Djémila became a UNESCO World Heritage Site for its unique adaptation of Roman architecture to a mountain environment. Significant buildings in ancient Cuicul include a theatre, two fora, temples, basilicas, arches, streets, and houses.
Under the name of Cuicul, the city was built 900 meters (3,000 ft) above sea level during the 1st century AD as a Roman military garrison situated on a narrow triangular plateau in the province of Numidia . The terrain is somewhat rugged, being located at the confluence of two rivers.
The city was initially populated by a colony of Roman soldiers from Italy, and eventually grew to become a large trading market. The resources that contributed to the prosperity of the city were essentially agricultural (cereals, olive trees and farm).
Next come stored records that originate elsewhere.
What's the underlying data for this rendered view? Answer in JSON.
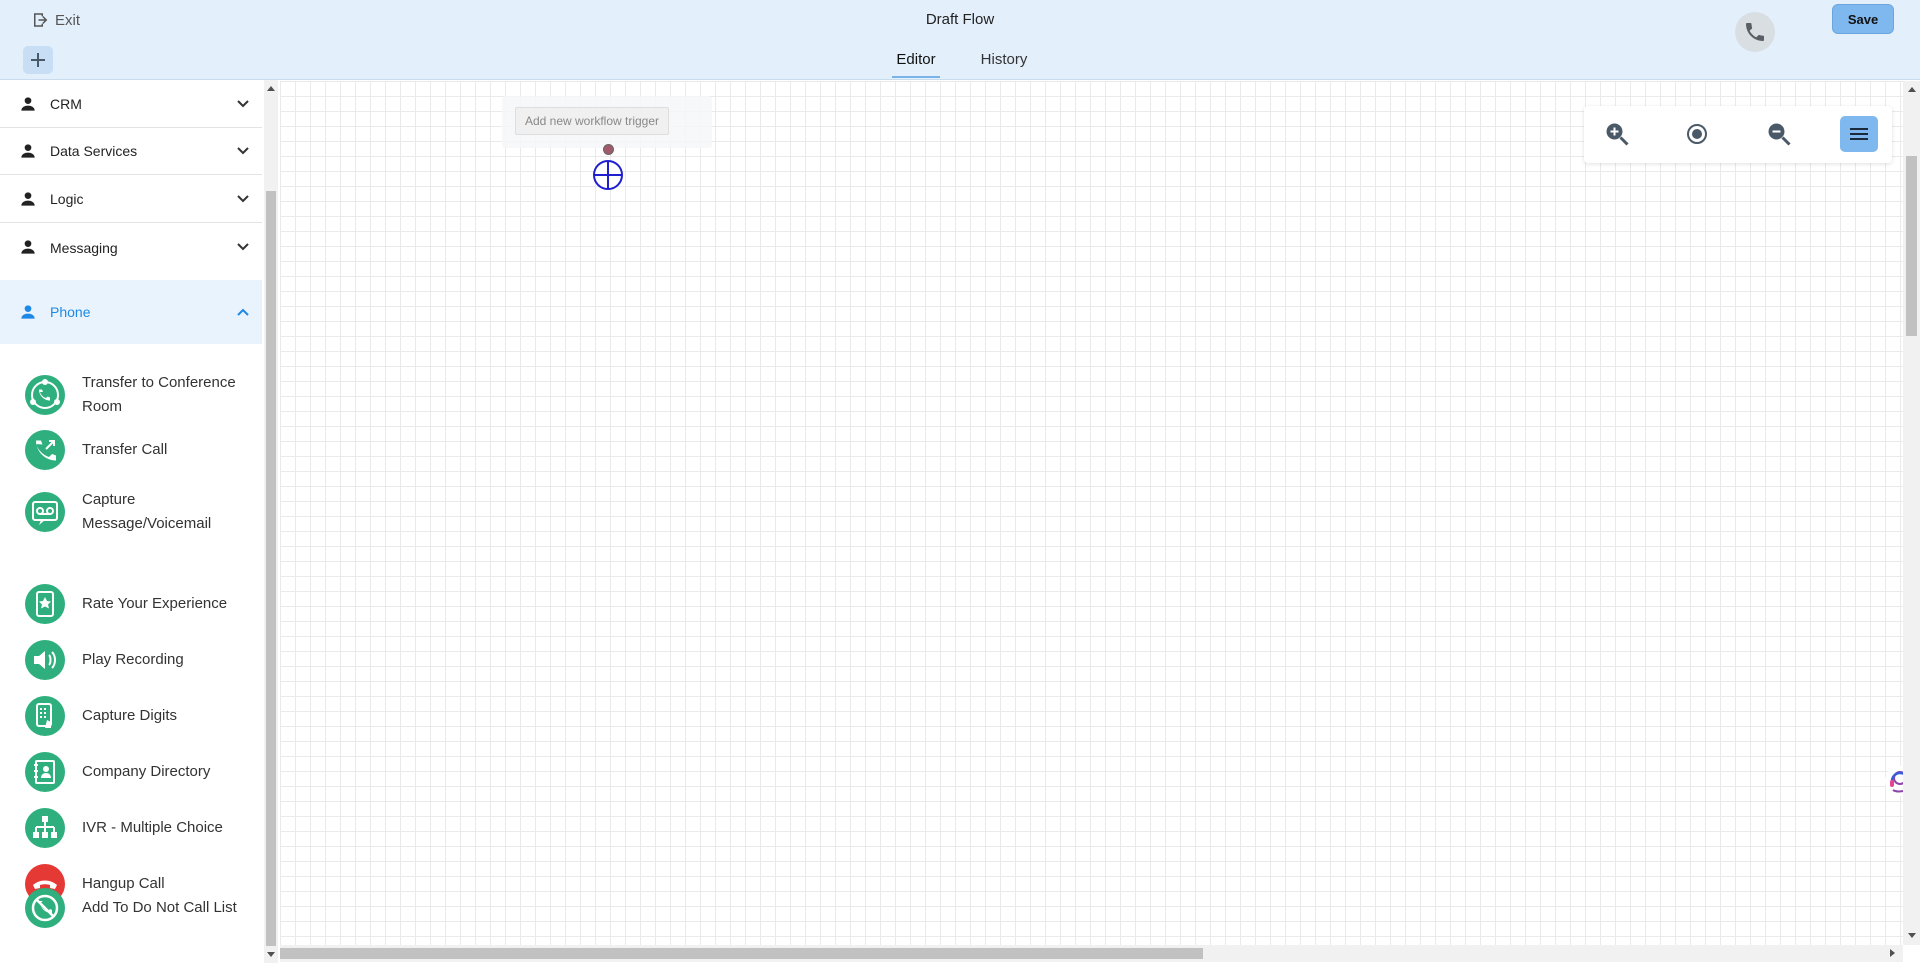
{
  "header": {
    "exit_label": "Exit",
    "title": "Draft Flow",
    "save_label": "Save",
    "tabs": [
      {
        "label": "Editor",
        "active": true
      },
      {
        "label": "History",
        "active": false
      }
    ],
    "icons": {
      "exit": "exit-icon",
      "add": "plus-icon",
      "phone": "phone-icon"
    }
  },
  "sidebar": {
    "categories": [
      {
        "label": "CRM",
        "expanded": false
      },
      {
        "label": "Data Services",
        "expanded": false
      },
      {
        "label": "Logic",
        "expanded": false
      },
      {
        "label": "Messaging",
        "expanded": false
      },
      {
        "label": "Phone",
        "expanded": true
      }
    ],
    "phone_items": [
      {
        "label": "Transfer to Conference Room",
        "icon": "conference-room-icon",
        "color": "#2eaf7d"
      },
      {
        "label": "Transfer Call",
        "icon": "transfer-call-icon",
        "color": "#2eaf7d"
      },
      {
        "label": "Capture Message/Voicemail",
        "icon": "voicemail-icon",
        "color": "#2eaf7d"
      },
      {
        "label": "Rate Your Experience",
        "icon": "rate-experience-icon",
        "color": "#2eaf7d"
      },
      {
        "label": "Play Recording",
        "icon": "speaker-icon",
        "color": "#2eaf7d"
      },
      {
        "label": "Capture Digits",
        "icon": "keypad-icon",
        "color": "#2eaf7d"
      },
      {
        "label": "Company Directory",
        "icon": "directory-icon",
        "color": "#2eaf7d"
      },
      {
        "label": "IVR - Multiple Choice",
        "icon": "ivr-tree-icon",
        "color": "#2eaf7d"
      },
      {
        "label": "Hangup Call",
        "icon": "hangup-icon",
        "color": "#e53935"
      },
      {
        "label": "Add To Do Not Call List",
        "icon": "do-not-call-icon",
        "color": "#2eaf7d"
      }
    ]
  },
  "canvas": {
    "trigger_label": "Add new workflow trigger",
    "zoom_controls": [
      "zoom-in-icon",
      "center-icon",
      "zoom-out-icon",
      "menu-icon"
    ]
  },
  "colors": {
    "header_bg": "#e3f0fc",
    "accent": "#7fb8ee",
    "active_category": "#1e88e5",
    "item_green": "#2eaf7d",
    "hangup_red": "#e53935"
  }
}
The city was slowly abandoned after the fall of the Roman Empire around the 5th century and 6th century. There were some improvements under Emperor Justinian I , with wall reinforcements.
Muslims later dominated the region, but did not reoccupy the site of Cuicul, which they renamed Djémila ("beautiful" in Arabic). (Wikipedia)